I Am: This is a divine title that Jesus took upon Himself often, clearly identifying Himself with the voice from the burning bush.

“Therefore I said to you that you will die in your sins; for if you do not believe that I Am [He], you will die in your sins.” (John 8:24)

Then Jesus said to them, “When you lift up the Son of Man, then you will know that I Am [He], and that I do nothing of Myself; but as My Father taught Me, I speak these things.” (John 8:28)

Jesus said to them, “Most assuredly, I say to you, before Abraham was, I Am.” (John 8:58)

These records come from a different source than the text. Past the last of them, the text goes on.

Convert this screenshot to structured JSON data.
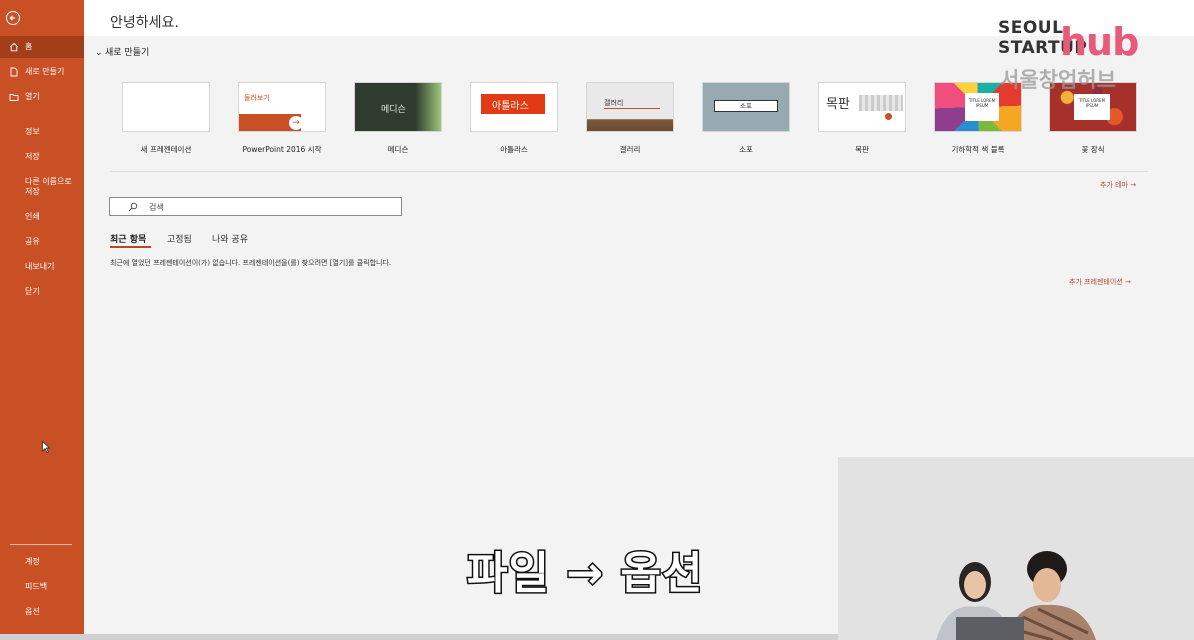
{
  "sidebar": {
    "items": [
      {
        "label": "홈",
        "icon": "home-icon"
      },
      {
        "label": "새로 만들기",
        "icon": "new-file-icon"
      },
      {
        "label": "열기",
        "icon": "folder-icon"
      },
      {
        "label": "정보"
      },
      {
        "label": "저장"
      },
      {
        "label": "다른 이름으로\n저장"
      },
      {
        "label": "인쇄"
      },
      {
        "label": "공유"
      },
      {
        "label": "내보내기"
      },
      {
        "label": "닫기"
      }
    ],
    "bottom_items": [
      {
        "label": "계정"
      },
      {
        "label": "피드백"
      },
      {
        "label": "옵션"
      }
    ],
    "accent": "#c94f25"
  },
  "greeting": "안녕하세요.",
  "new_section": {
    "title": "새로 만들기",
    "templates": [
      {
        "name": "새 프레젠테이션",
        "thumb_text": ""
      },
      {
        "name": "PowerPoint 2016 시작",
        "thumb_text": "둘러보기"
      },
      {
        "name": "메디슨",
        "thumb_text": "메디슨"
      },
      {
        "name": "아틀라스",
        "thumb_text": "아틀라스"
      },
      {
        "name": "갤러리",
        "thumb_text": "갤러리"
      },
      {
        "name": "소포",
        "thumb_text": "소포"
      },
      {
        "name": "목판",
        "thumb_text": "목판"
      },
      {
        "name": "기하학적 색 블록",
        "thumb_text": "TITLE LOREM IPSUM"
      },
      {
        "name": "꽃 장식",
        "thumb_text": "TITLE LOREM IPSUM"
      }
    ],
    "more_themes": "추가 테마 →"
  },
  "search": {
    "placeholder": "검색"
  },
  "tabs": [
    {
      "label": "최근 항목",
      "active": true
    },
    {
      "label": "고정됨",
      "active": false
    },
    {
      "label": "나와 공유",
      "active": false
    }
  ],
  "empty_message": "최근에 열었던 프레젠테이션이(가) 없습니다. 프레젠테이션을(를) 찾으려면 [열기]를 클릭합니다.",
  "more_presentations": "추가 프레젠테이션 →",
  "overlay": {
    "caption": "파일 → 옵션",
    "logo": {
      "line1": "SEOUL",
      "line2": "STARTUP",
      "hub": "hub",
      "korean": "서울창업허브"
    }
  }
}
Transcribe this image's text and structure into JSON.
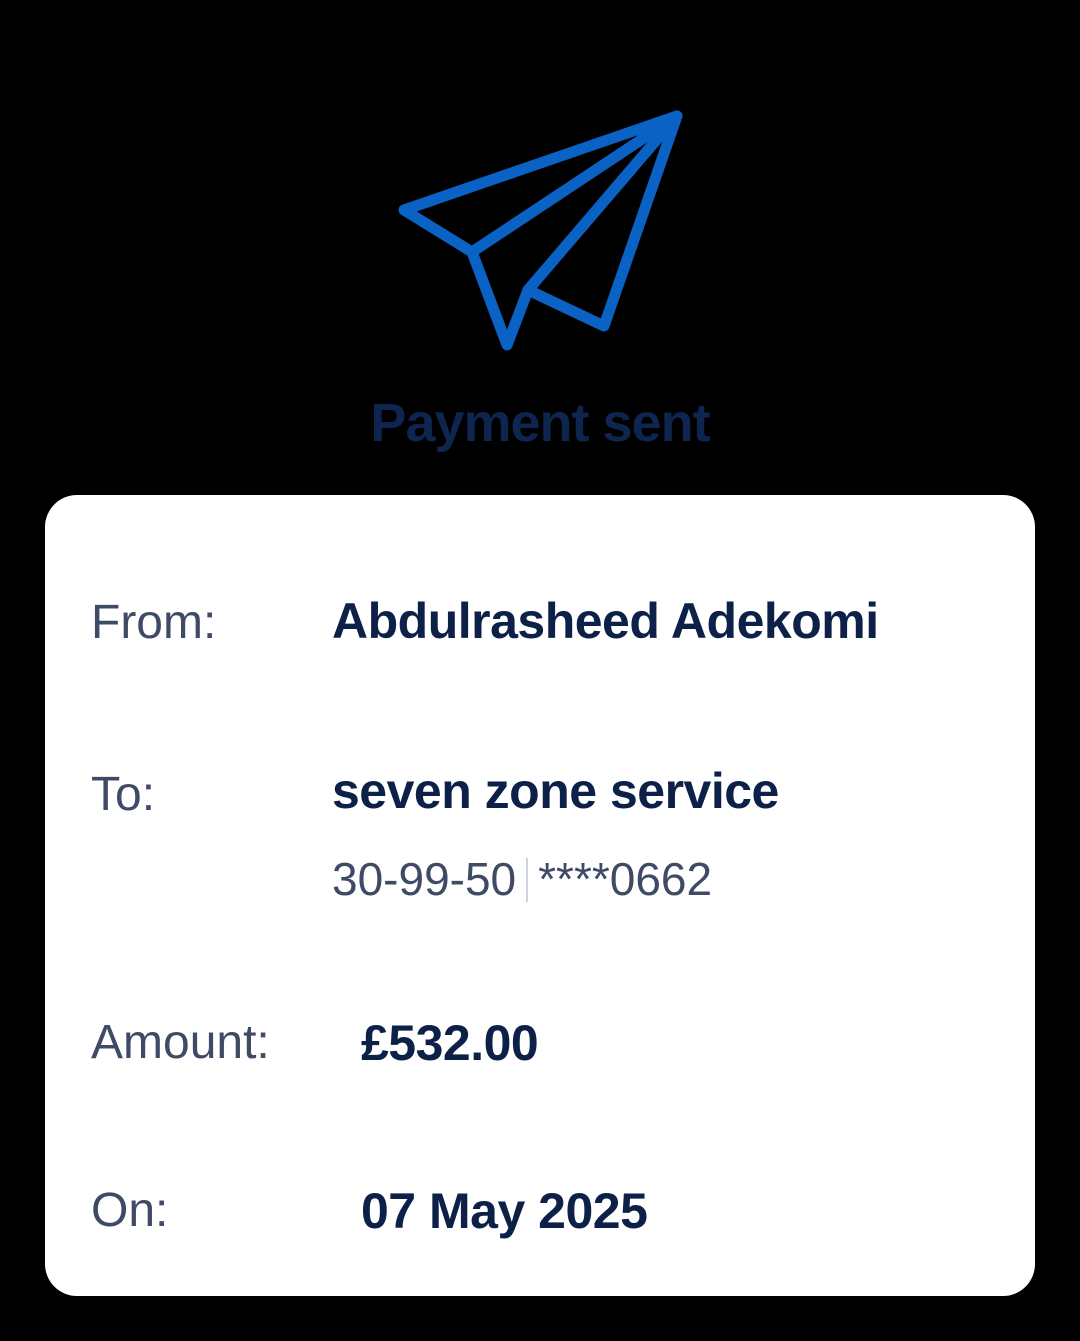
{
  "header": {
    "icon": "paper-plane-icon",
    "title": "Payment sent"
  },
  "colors": {
    "background": "#000000",
    "icon": "#0a63c4",
    "title": "#0e2550",
    "card": "#ffffff",
    "label": "#3f4b64",
    "value": "#0d2148",
    "subvalue": "#3f4b64"
  },
  "details": {
    "from": {
      "label": "From:",
      "value": "Abdulrasheed Adekomi"
    },
    "to": {
      "label": "To:",
      "value": "seven zone service",
      "sort_code": "30-99-50",
      "account": "****0662"
    },
    "amount": {
      "label": "Amount:",
      "value": "£532.00"
    },
    "on": {
      "label": "On:",
      "value": "07 May 2025"
    }
  }
}
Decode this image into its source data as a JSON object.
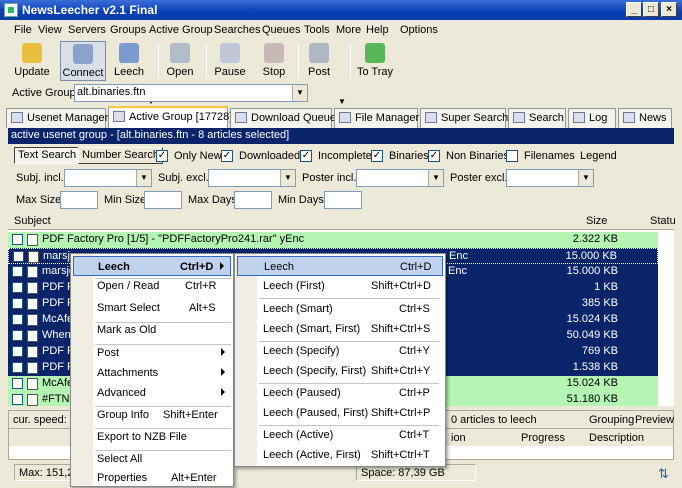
{
  "window": {
    "title": "NewsLeecher v2.1 Final"
  },
  "menubar": [
    "File",
    "View",
    "Servers",
    "Groups",
    "Active Group",
    "Searches",
    "Queues",
    "Tools",
    "More",
    "Help",
    "Options"
  ],
  "toolbar": [
    {
      "label": "Update",
      "icon": "update-icon"
    },
    {
      "label": "Connect",
      "icon": "connect-icon"
    },
    {
      "label": "Leech",
      "icon": "leech-icon"
    },
    {
      "label": "Open",
      "icon": "open-icon"
    },
    {
      "label": "Pause",
      "icon": "pause-icon"
    },
    {
      "label": "Stop",
      "icon": "stop-icon"
    },
    {
      "label": "Post",
      "icon": "post-icon"
    },
    {
      "label": "To Tray",
      "icon": "tray-icon"
    }
  ],
  "active_group": {
    "label": "Active Group",
    "value": "alt.binaries.ftn"
  },
  "tabs": [
    "Usenet Manager",
    "Active Group [17728]",
    "Download Queue",
    "File Manager",
    "Super Search",
    "Search",
    "Log",
    "News"
  ],
  "panel_header": "active usenet group  -  [alt.binaries.ftn  -  8 articles selected]",
  "filters": {
    "text_search": "Text Search",
    "number_search": "Number Search",
    "only_new": "Only New",
    "downloaded": "Downloaded",
    "incomplete": "Incomplete",
    "binaries": "Binaries",
    "non_binaries": "Non Binaries",
    "filenames": "Filenames",
    "legend": "Legend",
    "subj_incl": "Subj. incl.",
    "subj_excl": "Subj. excl.",
    "poster_incl": "Poster incl.",
    "poster_excl": "Poster excl.",
    "max_size": "Max Size",
    "min_size": "Min Size",
    "max_days": "Max Days",
    "min_days": "Min Days"
  },
  "list": {
    "col_subject": "Subject",
    "col_size": "Size",
    "col_status": "Statu",
    "rows": [
      {
        "subject": "PDF Factory Pro [1/5] - \"PDFFactoryPro241.rar\" yEnc",
        "size": "2.322 KB",
        "style": "green"
      },
      {
        "subject": "marsje",
        "tail": "Enc",
        "size": "15.000 KB",
        "style": "sel"
      },
      {
        "subject": "marsje",
        "tail": "Enc",
        "size": "15.000 KB",
        "style": "sel"
      },
      {
        "subject": "PDF F",
        "tail": "",
        "size": "1 KB",
        "style": "sel"
      },
      {
        "subject": "PDF F",
        "tail": "",
        "size": "385 KB",
        "style": "sel"
      },
      {
        "subject": "McAfe",
        "tail": "",
        "size": "15.024 KB",
        "style": "sel"
      },
      {
        "subject": "When",
        "tail": "",
        "size": "50.049 KB",
        "style": "sel"
      },
      {
        "subject": "PDF F",
        "tail": "",
        "size": "769 KB",
        "style": "sel"
      },
      {
        "subject": "PDF F",
        "tail": "",
        "size": "1.538 KB",
        "style": "sel"
      },
      {
        "subject": "McAfe",
        "tail": "",
        "size": "15.024 KB",
        "style": "green"
      },
      {
        "subject": "#FTN3",
        "tail": "",
        "size": "51.180 KB",
        "style": "green"
      }
    ]
  },
  "bottom": {
    "speed": "cur. speed: 0,",
    "articles": "0 articles to leech",
    "grouping": "Grouping",
    "preview": "Preview",
    "col_progress": "Progress",
    "col_description": "Description",
    "col_ion": "ion"
  },
  "statusbar": {
    "max": "Max: 151,2",
    "space": "Space: 87,39 GB"
  },
  "context_menu": [
    {
      "label": "Leech",
      "shortcut": "Ctrl+D",
      "submenu": true,
      "bold": true,
      "highlight": true
    },
    {
      "label": "Open / Read",
      "shortcut": "Ctrl+R"
    },
    {
      "label": "Smart Select",
      "shortcut": "Alt+S"
    },
    {
      "label": "Mark as Old",
      "shortcut": ""
    },
    {
      "label": "Post",
      "shortcut": "",
      "submenu": true
    },
    {
      "label": "Attachments",
      "shortcut": "",
      "submenu": true
    },
    {
      "label": "Advanced",
      "shortcut": "",
      "submenu": true
    },
    {
      "label": "Group Info",
      "shortcut": "Shift+Enter"
    },
    {
      "label": "Export to NZB File",
      "shortcut": ""
    },
    {
      "label": "Select All",
      "shortcut": ""
    },
    {
      "label": "Properties",
      "shortcut": "Alt+Enter"
    }
  ],
  "leech_submenu": [
    {
      "label": "Leech",
      "shortcut": "Ctrl+D"
    },
    {
      "label": "Leech (First)",
      "shortcut": "Shift+Ctrl+D"
    },
    {
      "label": "Leech (Smart)",
      "shortcut": "Ctrl+S"
    },
    {
      "label": "Leech (Smart, First)",
      "shortcut": "Shift+Ctrl+S"
    },
    {
      "label": "Leech (Specify)",
      "shortcut": "Ctrl+Y"
    },
    {
      "label": "Leech (Specify, First)",
      "shortcut": "Shift+Ctrl+Y"
    },
    {
      "label": "Leech (Paused)",
      "shortcut": "Ctrl+P"
    },
    {
      "label": "Leech (Paused, First)",
      "shortcut": "Shift+Ctrl+P"
    },
    {
      "label": "Leech (Active)",
      "shortcut": "Ctrl+T"
    },
    {
      "label": "Leech (Active, First)",
      "shortcut": "Shift+Ctrl+T"
    }
  ],
  "colors": {
    "selection": "#0a246a",
    "green_row": "#b4f5b4",
    "title_bar": "#0a3fb5",
    "menu_highlight": "#c1d2ee"
  }
}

Now I tell you before it comes, that when it does come to pass, you may believe that I Am (John 13:19)

Jesus therefore, knowing all things that would come upon Him, went forward and said to them, “Whom are you seeking?” They answered Him, “Jesus of Nazareth.” Jesus said to them, “I Am [He].” And Judas, who betrayed Him, also stood with them. Now when He said to them, “I am [He],” they drew back and fell to the ground. (John 18:4-6)

Interesting Trend in the Bible:  The first word had to come to the people of God (Exodus 3:16) and then to the world (Exodus 3:18).  Often God will not speak to the wider world until He speaks to His people and He has their attention.  First the Jews, then the Gentiles.

This is My name forever: God refers to the name mentioned in the same verse, the Lord God (Yahweh Elohim). “Forever” emphasizes the eternal faithfulness of God to His covenant.